Monday, August 06, 2007

Coding Against a Walking Skeleton

This is a tip on how to startup a large and complex development task.

When I am to begin development on a new project or larger, complex task, which is mainly uncharted territory, I like to employ various techniques. One of which is called "Walking Skeleton".

A Walking Skeleton for me, is: "The smallest and simplest path, from front-end user interface input, through the system services and finally to simple, but usable output".

An example could be the development of a web application which employs a lot of input and complex data validation through a new RIA technology, a complex translation of the input on server-side into some output format and the transport of this to some other part.

Starting up on this, I would define user stories for a simple path all the way through the technology stacks of architecture. But it must be kept simple:
  • The user interface can be simple in layout, and does not need to have all required fields
  • Not all complex validations in client should be implemented, though a few simple ones could
  • On the server-side, the client input should be accepted and validated a bit
  • Some part of the server functionality can be implemented, but you can make shortcuts all over, hard-coding stuff etc.
  • Some final output shall be produced
From this, you should be able to produce a final walking skeleton in 1, 2 or 3 iterations.

From here on, when the walking skeleton is done, the story writing and planning can be thought of as putting meat on the skeleton:
  • Assess the main risks in the development (the parts you are most uncertain with)
  • Which functionality delivers the most wanted business value to the customer
Make stories out of this, and start putting meat on the skeleton...

I do not know where the term stems from (do you?), but I did a quick google on it, and found that the book on the Crystal Method (which I have yet to read) mentions it. In addition, a colleague of mine, which is currently reading the great Pragmatic Programmer book, informs me, that it is called "tracing bullets" (or something like that) in that book, which I have completely forgotten about (maybe I should read it again).

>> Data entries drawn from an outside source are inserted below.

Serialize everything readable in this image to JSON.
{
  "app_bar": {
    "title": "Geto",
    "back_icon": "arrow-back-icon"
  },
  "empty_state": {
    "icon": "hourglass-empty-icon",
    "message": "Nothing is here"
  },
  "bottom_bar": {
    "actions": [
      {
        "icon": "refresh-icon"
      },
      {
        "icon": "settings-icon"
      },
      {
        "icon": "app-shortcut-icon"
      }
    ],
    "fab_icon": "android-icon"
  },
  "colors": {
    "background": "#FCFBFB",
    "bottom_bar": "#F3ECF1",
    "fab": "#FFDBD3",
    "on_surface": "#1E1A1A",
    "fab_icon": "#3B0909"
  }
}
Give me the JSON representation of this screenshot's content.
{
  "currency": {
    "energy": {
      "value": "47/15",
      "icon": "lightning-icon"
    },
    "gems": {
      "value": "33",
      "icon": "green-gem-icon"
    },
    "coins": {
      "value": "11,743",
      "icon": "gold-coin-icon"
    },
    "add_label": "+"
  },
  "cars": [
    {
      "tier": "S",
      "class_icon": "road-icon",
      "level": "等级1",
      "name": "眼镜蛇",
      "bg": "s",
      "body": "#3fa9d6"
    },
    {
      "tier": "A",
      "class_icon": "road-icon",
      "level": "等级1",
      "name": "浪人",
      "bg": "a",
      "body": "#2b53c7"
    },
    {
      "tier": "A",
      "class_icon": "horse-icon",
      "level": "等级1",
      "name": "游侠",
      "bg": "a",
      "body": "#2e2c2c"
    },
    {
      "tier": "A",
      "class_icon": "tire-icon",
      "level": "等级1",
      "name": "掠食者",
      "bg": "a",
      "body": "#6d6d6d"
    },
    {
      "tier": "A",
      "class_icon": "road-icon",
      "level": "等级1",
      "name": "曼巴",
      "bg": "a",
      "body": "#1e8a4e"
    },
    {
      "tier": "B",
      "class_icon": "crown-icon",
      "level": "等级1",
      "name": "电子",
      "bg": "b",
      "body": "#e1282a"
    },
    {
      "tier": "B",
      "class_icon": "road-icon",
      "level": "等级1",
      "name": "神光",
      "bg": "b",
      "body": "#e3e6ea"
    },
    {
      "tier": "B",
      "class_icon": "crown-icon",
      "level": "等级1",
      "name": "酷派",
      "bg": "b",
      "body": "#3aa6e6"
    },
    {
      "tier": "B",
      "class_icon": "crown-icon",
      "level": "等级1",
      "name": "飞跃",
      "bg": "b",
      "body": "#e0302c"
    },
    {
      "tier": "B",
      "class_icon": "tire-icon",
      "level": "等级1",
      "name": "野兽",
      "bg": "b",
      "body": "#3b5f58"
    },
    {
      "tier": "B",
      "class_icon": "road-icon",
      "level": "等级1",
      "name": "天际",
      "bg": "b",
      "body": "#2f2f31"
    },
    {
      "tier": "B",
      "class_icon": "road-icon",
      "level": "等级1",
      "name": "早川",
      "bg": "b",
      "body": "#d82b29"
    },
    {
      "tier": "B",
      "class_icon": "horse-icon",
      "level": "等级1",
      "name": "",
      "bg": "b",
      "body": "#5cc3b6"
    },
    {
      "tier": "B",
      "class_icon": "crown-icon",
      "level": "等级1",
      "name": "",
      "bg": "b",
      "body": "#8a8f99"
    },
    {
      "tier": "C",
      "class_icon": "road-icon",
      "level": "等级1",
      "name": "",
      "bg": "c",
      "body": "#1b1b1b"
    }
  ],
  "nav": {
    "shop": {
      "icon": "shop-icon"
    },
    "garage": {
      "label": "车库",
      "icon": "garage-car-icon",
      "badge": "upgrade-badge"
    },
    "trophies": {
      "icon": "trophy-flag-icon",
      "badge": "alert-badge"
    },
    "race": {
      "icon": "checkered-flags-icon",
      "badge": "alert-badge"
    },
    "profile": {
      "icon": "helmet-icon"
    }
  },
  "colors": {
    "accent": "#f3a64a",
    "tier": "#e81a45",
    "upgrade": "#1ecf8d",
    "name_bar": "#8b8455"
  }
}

Have you got any experience with this too or maybe you have other good advice on coping with such situations?

1 comment:

lkristjansen said...

I know that this is an old post from 2007, but i just wanted to say that the walking skeleton was coined by Alistair Cockburn here is the link , but the walking skeleton strategy is far older.